Instructions to follow ::
Determine how many lines in the listing hold "handle" and give only that number.

Data in this exercise ::
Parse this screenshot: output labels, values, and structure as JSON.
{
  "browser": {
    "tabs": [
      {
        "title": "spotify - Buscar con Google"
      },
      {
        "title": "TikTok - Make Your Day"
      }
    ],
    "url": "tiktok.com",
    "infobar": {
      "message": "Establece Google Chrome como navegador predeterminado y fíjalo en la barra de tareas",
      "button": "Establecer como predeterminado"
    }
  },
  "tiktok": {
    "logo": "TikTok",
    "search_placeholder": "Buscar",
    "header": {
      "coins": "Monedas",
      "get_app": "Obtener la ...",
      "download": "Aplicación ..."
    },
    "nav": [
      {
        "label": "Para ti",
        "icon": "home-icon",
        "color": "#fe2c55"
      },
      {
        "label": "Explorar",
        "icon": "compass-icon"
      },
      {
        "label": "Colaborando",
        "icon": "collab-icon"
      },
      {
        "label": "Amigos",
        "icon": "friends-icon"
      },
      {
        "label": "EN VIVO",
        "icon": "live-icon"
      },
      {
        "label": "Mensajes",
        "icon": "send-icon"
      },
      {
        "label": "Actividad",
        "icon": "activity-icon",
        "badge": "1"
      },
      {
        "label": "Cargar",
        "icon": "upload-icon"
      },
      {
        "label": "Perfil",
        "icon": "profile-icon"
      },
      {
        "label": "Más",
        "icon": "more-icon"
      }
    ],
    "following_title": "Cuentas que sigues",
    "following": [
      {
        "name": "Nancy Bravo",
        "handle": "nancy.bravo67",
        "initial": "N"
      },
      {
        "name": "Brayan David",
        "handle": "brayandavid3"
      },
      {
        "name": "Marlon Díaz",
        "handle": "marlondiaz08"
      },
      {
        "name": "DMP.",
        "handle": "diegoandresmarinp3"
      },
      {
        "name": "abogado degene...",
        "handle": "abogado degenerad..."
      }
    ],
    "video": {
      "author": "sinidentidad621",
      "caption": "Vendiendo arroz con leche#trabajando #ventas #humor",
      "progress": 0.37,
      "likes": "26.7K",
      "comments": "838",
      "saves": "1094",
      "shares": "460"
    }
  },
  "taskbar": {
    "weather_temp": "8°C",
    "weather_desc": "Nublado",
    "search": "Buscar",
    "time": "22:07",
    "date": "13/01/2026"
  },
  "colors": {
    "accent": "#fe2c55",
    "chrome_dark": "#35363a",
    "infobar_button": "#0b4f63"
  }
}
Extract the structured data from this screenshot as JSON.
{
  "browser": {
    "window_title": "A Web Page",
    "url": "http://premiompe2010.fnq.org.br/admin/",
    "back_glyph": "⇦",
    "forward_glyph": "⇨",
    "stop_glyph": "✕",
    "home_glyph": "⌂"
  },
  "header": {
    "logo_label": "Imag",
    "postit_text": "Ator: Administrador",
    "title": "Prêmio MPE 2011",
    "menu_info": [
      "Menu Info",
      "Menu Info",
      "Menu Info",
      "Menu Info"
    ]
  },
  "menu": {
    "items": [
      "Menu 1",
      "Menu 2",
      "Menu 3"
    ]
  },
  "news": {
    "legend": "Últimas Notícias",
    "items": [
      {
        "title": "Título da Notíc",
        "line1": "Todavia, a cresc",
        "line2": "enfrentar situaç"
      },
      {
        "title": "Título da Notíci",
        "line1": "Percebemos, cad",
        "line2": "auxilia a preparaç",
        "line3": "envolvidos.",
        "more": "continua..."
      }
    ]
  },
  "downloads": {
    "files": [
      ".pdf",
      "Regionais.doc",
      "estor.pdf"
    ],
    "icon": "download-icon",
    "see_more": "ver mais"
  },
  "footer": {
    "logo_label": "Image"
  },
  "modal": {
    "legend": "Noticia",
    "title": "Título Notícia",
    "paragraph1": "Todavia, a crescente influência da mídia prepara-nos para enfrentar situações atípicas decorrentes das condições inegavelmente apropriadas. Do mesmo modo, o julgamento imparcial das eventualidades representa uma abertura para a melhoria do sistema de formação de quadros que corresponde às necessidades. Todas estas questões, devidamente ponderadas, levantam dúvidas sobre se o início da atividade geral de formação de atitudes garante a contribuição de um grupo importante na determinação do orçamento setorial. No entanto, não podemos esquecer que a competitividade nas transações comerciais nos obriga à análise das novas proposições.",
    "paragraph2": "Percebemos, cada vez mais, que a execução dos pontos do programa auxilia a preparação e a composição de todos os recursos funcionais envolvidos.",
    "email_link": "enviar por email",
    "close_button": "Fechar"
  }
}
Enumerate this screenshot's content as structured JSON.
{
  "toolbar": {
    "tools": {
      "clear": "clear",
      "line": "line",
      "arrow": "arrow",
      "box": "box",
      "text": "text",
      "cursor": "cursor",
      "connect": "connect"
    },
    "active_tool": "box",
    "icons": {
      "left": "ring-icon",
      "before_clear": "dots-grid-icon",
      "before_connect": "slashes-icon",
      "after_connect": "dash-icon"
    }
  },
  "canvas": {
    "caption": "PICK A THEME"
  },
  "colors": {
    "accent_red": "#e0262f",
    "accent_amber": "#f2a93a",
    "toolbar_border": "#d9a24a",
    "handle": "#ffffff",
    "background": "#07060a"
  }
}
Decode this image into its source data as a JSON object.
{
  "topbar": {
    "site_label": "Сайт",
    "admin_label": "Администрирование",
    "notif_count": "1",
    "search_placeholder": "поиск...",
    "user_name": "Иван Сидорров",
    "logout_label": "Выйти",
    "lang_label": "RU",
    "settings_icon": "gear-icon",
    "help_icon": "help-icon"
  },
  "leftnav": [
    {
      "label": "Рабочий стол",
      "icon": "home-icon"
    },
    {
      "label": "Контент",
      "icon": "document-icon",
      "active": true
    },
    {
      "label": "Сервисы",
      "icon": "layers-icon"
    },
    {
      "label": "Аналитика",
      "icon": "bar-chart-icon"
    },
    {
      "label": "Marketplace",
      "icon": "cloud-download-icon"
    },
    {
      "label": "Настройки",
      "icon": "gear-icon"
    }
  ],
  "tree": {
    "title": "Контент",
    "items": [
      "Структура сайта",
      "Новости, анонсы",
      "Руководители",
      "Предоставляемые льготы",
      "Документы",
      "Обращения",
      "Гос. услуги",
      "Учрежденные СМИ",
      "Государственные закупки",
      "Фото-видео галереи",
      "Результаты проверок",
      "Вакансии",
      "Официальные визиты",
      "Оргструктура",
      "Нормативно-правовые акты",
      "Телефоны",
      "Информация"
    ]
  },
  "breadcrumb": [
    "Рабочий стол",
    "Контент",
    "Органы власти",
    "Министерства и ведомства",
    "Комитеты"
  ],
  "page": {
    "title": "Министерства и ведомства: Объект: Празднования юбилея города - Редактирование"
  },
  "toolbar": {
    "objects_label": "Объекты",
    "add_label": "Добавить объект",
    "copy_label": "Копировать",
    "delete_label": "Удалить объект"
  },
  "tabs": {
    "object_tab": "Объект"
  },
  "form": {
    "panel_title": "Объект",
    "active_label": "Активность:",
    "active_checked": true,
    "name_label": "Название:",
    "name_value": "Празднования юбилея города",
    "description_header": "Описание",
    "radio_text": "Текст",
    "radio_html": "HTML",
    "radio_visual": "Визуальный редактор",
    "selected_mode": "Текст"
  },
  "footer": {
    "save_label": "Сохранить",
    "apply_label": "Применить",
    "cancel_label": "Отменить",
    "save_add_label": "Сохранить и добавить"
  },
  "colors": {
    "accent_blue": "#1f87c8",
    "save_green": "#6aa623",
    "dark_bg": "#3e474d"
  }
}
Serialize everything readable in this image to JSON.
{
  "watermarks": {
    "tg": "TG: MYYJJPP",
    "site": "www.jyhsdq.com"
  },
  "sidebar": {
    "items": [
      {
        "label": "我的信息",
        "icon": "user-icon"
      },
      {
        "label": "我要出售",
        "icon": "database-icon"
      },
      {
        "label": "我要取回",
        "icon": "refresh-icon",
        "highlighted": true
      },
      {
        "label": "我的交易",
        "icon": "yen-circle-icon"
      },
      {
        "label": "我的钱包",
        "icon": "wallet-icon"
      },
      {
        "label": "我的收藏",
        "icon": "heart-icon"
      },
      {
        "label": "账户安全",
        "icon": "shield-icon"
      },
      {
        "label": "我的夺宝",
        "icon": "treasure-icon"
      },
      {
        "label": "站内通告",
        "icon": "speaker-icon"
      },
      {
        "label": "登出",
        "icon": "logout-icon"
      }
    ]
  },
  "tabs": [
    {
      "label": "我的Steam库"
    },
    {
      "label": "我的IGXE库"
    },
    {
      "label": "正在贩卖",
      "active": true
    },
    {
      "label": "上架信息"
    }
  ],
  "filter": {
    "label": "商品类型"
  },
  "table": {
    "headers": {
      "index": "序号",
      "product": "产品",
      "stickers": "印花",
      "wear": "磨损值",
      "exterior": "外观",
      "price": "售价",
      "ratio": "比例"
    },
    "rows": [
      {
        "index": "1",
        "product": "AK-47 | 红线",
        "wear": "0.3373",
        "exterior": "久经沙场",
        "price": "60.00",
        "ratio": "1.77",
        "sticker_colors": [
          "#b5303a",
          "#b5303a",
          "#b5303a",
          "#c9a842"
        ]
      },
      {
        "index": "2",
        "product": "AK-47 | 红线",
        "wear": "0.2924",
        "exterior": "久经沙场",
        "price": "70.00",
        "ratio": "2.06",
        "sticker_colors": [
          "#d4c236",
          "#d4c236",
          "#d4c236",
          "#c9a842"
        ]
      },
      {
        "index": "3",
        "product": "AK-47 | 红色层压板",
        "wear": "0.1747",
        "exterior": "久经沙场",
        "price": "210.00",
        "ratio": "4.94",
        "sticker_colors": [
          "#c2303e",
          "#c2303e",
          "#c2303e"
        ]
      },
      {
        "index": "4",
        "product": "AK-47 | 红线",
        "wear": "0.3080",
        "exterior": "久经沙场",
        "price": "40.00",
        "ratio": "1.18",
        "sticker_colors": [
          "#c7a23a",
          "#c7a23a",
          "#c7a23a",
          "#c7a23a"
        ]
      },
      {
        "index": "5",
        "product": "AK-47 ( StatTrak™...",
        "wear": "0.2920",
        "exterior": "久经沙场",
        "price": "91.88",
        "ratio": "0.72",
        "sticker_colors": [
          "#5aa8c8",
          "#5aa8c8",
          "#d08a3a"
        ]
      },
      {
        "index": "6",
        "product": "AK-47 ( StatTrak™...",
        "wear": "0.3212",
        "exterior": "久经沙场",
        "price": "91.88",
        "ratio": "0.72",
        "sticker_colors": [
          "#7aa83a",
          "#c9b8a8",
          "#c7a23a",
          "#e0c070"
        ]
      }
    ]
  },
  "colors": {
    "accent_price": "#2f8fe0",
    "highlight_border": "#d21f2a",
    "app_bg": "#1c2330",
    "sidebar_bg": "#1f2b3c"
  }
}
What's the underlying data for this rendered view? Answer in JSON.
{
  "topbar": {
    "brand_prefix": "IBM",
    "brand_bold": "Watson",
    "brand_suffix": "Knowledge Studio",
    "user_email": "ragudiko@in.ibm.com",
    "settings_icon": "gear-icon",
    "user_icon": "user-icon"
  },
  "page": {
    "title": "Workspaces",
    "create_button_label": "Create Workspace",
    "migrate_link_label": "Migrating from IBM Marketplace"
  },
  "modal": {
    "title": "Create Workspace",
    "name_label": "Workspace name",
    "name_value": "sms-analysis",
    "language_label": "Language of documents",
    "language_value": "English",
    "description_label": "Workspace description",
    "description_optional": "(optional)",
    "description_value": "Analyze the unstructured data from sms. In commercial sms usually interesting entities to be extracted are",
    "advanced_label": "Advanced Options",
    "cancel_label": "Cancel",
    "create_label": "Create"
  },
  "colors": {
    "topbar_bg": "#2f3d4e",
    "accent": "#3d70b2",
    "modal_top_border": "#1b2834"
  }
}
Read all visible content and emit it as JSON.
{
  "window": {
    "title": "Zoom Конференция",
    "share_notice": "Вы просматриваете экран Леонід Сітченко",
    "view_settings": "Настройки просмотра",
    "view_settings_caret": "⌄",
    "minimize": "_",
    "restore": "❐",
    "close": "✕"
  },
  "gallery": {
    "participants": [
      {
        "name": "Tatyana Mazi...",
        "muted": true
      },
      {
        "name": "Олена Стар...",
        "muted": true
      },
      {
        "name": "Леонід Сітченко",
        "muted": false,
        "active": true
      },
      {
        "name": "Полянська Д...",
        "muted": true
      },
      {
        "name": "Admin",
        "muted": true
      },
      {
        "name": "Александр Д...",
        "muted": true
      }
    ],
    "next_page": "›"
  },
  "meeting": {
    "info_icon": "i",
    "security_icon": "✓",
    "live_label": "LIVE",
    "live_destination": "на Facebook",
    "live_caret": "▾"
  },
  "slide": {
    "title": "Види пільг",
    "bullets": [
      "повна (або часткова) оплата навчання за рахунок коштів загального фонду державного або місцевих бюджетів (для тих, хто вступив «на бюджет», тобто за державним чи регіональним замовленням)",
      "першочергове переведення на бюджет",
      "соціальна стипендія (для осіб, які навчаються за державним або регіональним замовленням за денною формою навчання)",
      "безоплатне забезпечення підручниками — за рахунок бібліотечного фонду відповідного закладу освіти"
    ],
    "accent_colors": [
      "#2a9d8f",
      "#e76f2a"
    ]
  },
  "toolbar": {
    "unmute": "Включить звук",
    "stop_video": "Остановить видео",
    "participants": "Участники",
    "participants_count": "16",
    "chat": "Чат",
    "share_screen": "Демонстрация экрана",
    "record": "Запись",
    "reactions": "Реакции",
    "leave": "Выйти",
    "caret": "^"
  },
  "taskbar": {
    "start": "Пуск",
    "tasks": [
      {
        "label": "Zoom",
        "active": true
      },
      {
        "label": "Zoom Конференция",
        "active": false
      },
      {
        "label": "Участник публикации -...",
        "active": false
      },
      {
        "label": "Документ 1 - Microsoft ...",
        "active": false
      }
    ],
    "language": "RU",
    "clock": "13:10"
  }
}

Response to this task ::
6